4. Land reduced $95,000.

5. Land reduced $80,000

6. The big one: land reduced $817,000 or 65%!

And recall the Board of Review gave NO reductions on these properties.

Skip the board of review for your Pay 2011 values. And you only have until
April 30th to file a tax appeal for your 2010 taxes.

Tuesday, March 9, 2010

A Different kind of Bus System

A Different Kind of Bus System

When I was in San Francisco a couple years ago we waited a ½ hour to get on
a bus, only to have the driver pull over after a mile, order everyone off
the bus, and he took his lunch break!

In Grand Cayman not only will the buses pick you up and drop you off
anywhere along their route - they actually chase you down if you're walking
and beep their horn and ask if you want to ride!

Curious at why these drivers are so solicitous I asked one how the system
works.
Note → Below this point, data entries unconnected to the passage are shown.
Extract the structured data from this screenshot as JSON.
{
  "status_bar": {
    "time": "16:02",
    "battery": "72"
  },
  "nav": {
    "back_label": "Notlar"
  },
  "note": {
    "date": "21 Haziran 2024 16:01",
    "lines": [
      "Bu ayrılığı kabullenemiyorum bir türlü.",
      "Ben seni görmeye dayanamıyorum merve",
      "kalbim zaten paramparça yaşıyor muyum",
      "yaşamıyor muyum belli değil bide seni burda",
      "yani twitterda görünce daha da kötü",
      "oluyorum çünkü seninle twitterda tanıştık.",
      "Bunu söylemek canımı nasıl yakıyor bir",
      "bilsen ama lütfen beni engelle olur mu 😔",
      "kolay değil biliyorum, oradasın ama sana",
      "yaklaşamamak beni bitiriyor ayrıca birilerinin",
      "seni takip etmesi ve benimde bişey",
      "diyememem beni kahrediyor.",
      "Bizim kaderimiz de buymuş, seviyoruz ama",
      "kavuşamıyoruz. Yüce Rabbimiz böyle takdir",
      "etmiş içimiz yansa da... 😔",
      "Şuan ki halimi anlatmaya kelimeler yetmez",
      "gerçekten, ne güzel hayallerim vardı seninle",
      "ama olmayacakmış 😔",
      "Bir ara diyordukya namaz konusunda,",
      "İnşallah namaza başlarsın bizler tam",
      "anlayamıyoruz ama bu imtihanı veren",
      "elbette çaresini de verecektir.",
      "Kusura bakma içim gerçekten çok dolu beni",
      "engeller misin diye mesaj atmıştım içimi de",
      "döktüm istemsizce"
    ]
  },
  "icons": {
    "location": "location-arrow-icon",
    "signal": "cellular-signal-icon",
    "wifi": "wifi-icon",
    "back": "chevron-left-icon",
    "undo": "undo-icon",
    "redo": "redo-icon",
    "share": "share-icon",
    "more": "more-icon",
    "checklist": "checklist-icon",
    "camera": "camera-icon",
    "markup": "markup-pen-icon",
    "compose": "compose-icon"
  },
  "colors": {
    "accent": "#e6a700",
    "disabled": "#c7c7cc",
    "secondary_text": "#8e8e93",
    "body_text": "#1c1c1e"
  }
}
He said he owns the 15 seat van and pays all of his maintenance,
insurance and gas. And pays the government $285 a year for his route, which
includes his medical exam. Fares are $2.50 - $5.00 U.S depending on the
route and 100% goes to the bus owner-with no taxes. So drivers have a profit
motive to keep their buses full of paying customers. I saw a driver let off
a rider at the Texaco station with an ATM so she could get her bus fare then
get back on the bus. And another driver sat for a while on the side of the
road, waiting for a lady that took his bus to work every day.

The government provides a parking lot as the "downtown depot" with a shack
and guy to direct people to the right buses. And a sticker with the bus
route number for the vans, which were really clean. It helps if you like the
driver's taste in music. I was glad I brought my MP3 player-which also
helped drown out a passenger singing loudly on the bus.

Government finance in the Caymans is vastly different from Minnesota. No
income tax. No obvious sales tax. Caymanians and Cayman Islands companies
are not subject to any form of direct taxation. However, the Cayman Islands
Government's primary source of income an import duty of 20% levied against
goods imported into the islands plus various licensing fees. The main source
of government revenue are tourist fees and a 10% government tax added to all

For real estate there is a one time 6-7.5% deed tax at purchase.